Health care providers and insurers have each increased their market power by consolidating in recent years. Researchers found that this consolidation has implications for negotiations between providers and insurers. Specifically, they found that in markets where both providers and insurers are highly concentrated, insurers have bargaining power to reduce prices for hospital admissions and visits to certain physician specialists. While insurers are able to bargain for reduced prices, there is little evidence that these savings will be passed on to consumers through lower premiums.
Significant premium increases and the profits of the health insurance industry in recent years suggest that little if any of the benefits of insurer bargaining power are being passed along to consumers.
Health care markets have increasingly consolidated amid mergers by both providers and insurers. There were 1,412 hospital mergers between 1998 and 2015; physicians also have consolidated into increasingly larger groups. Moreover, the four largest insurers now account for 83 percent of the total national market. While research has demonstrated the association between provider consolidation and increased costs of health care services, less is known about the role that consolidation has played in provider and insurer bargaining. Commonwealth Fund–supported researchers examined whether insurers had bargaining power to reduce the prices paid for hospital admissions and physician visits and call for private and public sector solutions to repair this malfunction in the health care market.
- Insurer bargaining power was strongest in markets where both insurers and providers were highly concentrated. In these markets, insurers were able to reduce hospital admissions prices by 5 percent, cardiologist visit prices by 4 percent, radiologist visit prices by 7 percent, and hematologist/oncologist visit prices by 19 percent. The researchers theorized that in these markets, providers are strong enough to charge monopoly rents and insurers are also strong enough to bargain down these noncompetitive prices.

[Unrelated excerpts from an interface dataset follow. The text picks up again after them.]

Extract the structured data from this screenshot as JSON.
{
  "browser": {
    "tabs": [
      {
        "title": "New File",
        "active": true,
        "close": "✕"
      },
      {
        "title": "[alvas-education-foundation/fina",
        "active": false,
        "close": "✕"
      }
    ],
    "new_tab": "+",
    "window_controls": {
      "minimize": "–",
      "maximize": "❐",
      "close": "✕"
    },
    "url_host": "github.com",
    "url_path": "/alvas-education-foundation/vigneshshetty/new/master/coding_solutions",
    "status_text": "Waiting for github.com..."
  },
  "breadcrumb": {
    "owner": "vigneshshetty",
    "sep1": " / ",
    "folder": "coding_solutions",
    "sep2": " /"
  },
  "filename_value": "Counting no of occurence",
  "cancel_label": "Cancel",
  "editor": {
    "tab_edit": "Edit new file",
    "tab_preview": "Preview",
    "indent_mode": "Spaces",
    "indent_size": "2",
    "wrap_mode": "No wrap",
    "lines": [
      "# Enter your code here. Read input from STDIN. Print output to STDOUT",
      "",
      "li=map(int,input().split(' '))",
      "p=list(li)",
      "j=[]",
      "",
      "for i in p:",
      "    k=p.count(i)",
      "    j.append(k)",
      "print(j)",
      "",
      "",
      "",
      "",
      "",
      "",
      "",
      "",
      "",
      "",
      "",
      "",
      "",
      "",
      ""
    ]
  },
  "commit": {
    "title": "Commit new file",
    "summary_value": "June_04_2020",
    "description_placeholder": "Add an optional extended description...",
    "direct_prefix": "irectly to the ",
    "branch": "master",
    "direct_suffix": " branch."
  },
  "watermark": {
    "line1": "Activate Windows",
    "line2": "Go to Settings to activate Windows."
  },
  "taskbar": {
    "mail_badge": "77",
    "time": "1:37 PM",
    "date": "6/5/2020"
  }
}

- The researchers found no evidence of insurer bargaining power on prices of visits to primary care physicians or orthopedists. Prices among primary care physicians and orthopedists remained roughly the same, regardless of the level of insurer concentration. This is likely because neither primary care physicians nor orthopedists have significant market power, leaving little monopoly pricing for highly concentrated insurers to extract.
The Big Picture
The researchers’ findings confirm that increased provider market power is generally correlated with higher prices. However, the findings also demonstrate that insurers with strong market power can bargain down these prices in highly concentrated provider markets. While insurers are able to capture a share of the monopoly prices that highly concentrated providers receive, there is no market mechanism to ensure that insurers pass these reduced prices on to consumers through lower premiums. Significant premium increases, coupled with healthy profits in the health insurance industry, indicate that consumers are receiving little of the benefit from insurer bargaining power. Allowing consumers to share the gains of insurer bargaining power will likely require intervention by large private sector purchasers as well as regulation by state and federal policymakers.
About the Study
The researchers relied on the Herfindahl-Hirschman Index, a common measure of market competitiveness used by the U.S. Department of Justice, to divide health care providers and insurers into three levels of concentration (high, medium, and low) for each geographic market. They used these data to estimate how differences in relative market power of providers and insurers affects prices.
The Bottom Line
As consolidation in the health care industry accelerates, insurers will increasingly have bargaining power to reduce prices charged by providers in highly concentrated markets. However, these price reductions likely will not lead to lower insurance premiums for consumers without additional government intervention or a more active role of large purchasers of health care.